Putin, Merkel and Macron discuss nuclear deal, cooperation with Iran

May 22, 2019 - 18:41

TEHRAN – Russian President Vladimir Putin, German Chancellor Angela Merkel and French President Emmanuel Macron held a phone conversation on Tuesday discussing ways to preserve the 2015 nuclear deal and continuing economic and trade cooperation with Iran.

“Discussing developments related to the Joint Comprehensive Plan of Action on the Iranian nuclear program, the leaders noted the importance of preserving this agreement that is a key factor in maintaining international stability and security. They confirmed the commitment of Russia, France and Germany to continuing mutually beneficial trade and economic cooperation with Iran,” Kremlin said in a statement.

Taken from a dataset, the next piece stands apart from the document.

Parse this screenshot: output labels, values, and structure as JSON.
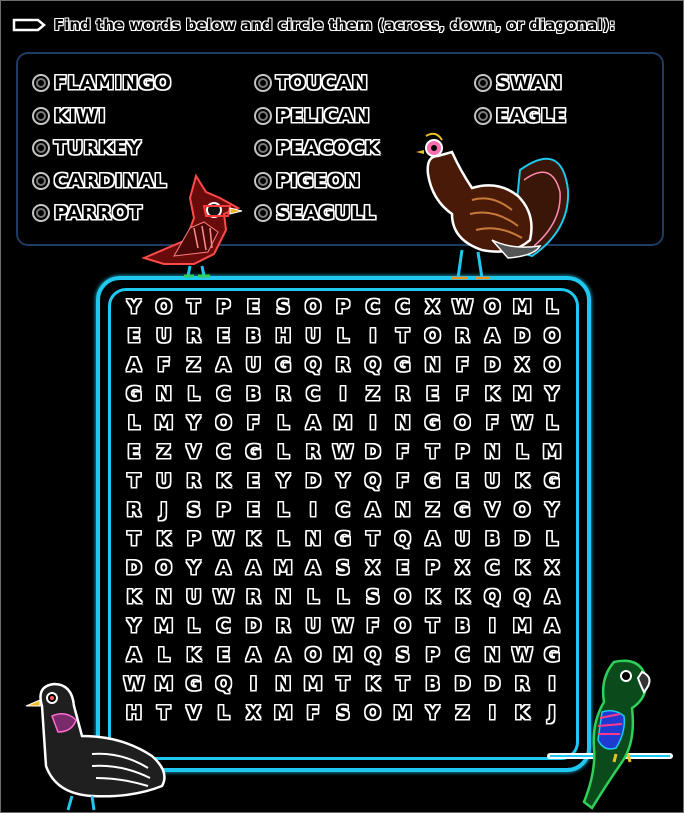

On May 8, Iran announced a partial withdrawal from some aspects of the pact, saying that the country would no longer adhere to some of the limits on its nuclear activities. It also threatened to step up uranium enrichment if it was not shielded from the sanctions’ effects within 60 days.

Under the JCPOA, Iran agreed to put caps on its nuclear work in exchange for termination of economic and financial sanctions. However, U.S. President Donald Trump unilaterally pulled Washington out of the nuclear deal in May 2018 and ordered reimposition of sanctions against Iran. The first round of sanctions went into force on August 6 and the second round, which targets Iran’s oil exports and banks, were snapped back on November 4.

Also, on April 22 the U.S. announced that Washington has decided not to extend waivers allowing major importers to continue buying oil from Iran. The waivers ended on May 2.

On January 31, France, Germany and Britain announced the creation of INSTEX, a special purpose vehicle aimed at facilitating legitimate trade between European economic operators and Iran.

Moscow has repeatedly expressed support for preserving the JCPOA.

Putin and Chinese President Xi Jinping issued a joint statement in June 2018 saying, “Russia and China will exert maximum efforts to preserve the Joint Comprehensive Plan of Action (JCPOA) on Iran’s nuclear program, and consider that it is important to protect trade cooperation with Tehran from unilateral sanctions.”